[Records from a data source]
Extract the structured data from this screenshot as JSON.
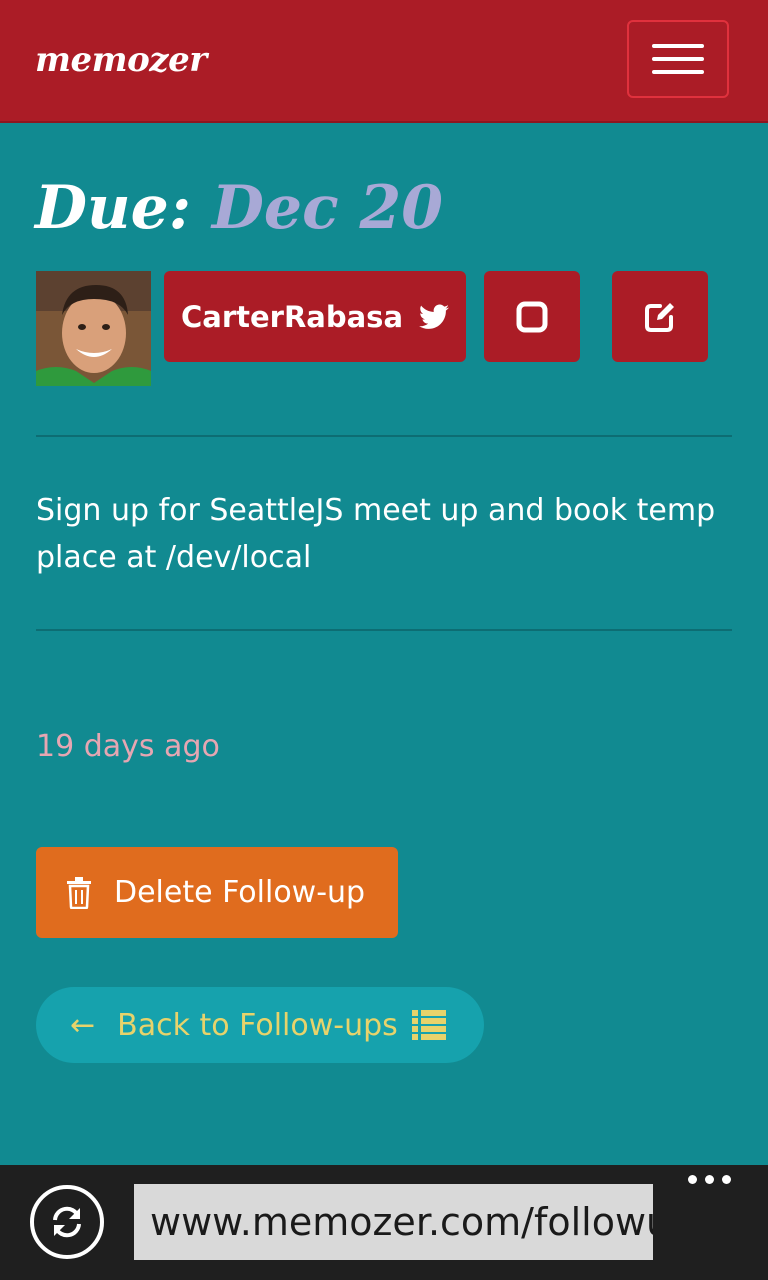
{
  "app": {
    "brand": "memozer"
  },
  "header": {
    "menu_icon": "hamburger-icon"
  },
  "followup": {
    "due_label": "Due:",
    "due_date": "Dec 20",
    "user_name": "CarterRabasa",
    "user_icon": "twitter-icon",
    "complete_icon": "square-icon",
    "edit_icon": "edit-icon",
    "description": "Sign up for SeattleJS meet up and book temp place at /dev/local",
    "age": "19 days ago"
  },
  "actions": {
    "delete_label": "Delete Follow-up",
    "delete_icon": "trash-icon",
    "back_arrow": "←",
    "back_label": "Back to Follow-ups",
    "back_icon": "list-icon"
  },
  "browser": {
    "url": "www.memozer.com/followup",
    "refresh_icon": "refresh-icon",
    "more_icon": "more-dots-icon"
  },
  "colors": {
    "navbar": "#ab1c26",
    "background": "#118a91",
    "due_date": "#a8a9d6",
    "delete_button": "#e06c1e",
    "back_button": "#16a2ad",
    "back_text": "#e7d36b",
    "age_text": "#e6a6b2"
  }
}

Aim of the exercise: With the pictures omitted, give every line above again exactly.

Answer space:
Extract the structured data from this screenshot as JSON.
{
  "app": {
    "brand": "memozer"
  },
  "header": {
    "menu_icon": "hamburger-icon"
  },
  "followup": {
    "due_label": "Due:",
    "due_date": "Dec 20",
    "user_name": "CarterRabasa",
    "user_icon": "twitter-icon",
    "complete_icon": "square-icon",
    "edit_icon": "edit-icon",
    "description": "Sign up for SeattleJS meet up and book temp place at /dev/local",
    "age": "19 days ago"
  },
  "actions": {
    "delete_label": "Delete Follow-up",
    "delete_icon": "trash-icon",
    "back_arrow": "←",
    "back_label": "Back to Follow-ups",
    "back_icon": "list-icon"
  },
  "browser": {
    "url": "www.memozer.com/followup",
    "refresh_icon": "refresh-icon",
    "more_icon": "more-dots-icon"
  },
  "colors": {
    "navbar": "#ab1c26",
    "background": "#118a91",
    "due_date": "#a8a9d6",
    "delete_button": "#e06c1e",
    "back_button": "#16a2ad",
    "back_text": "#e7d36b",
    "age_text": "#e6a6b2"
  }
}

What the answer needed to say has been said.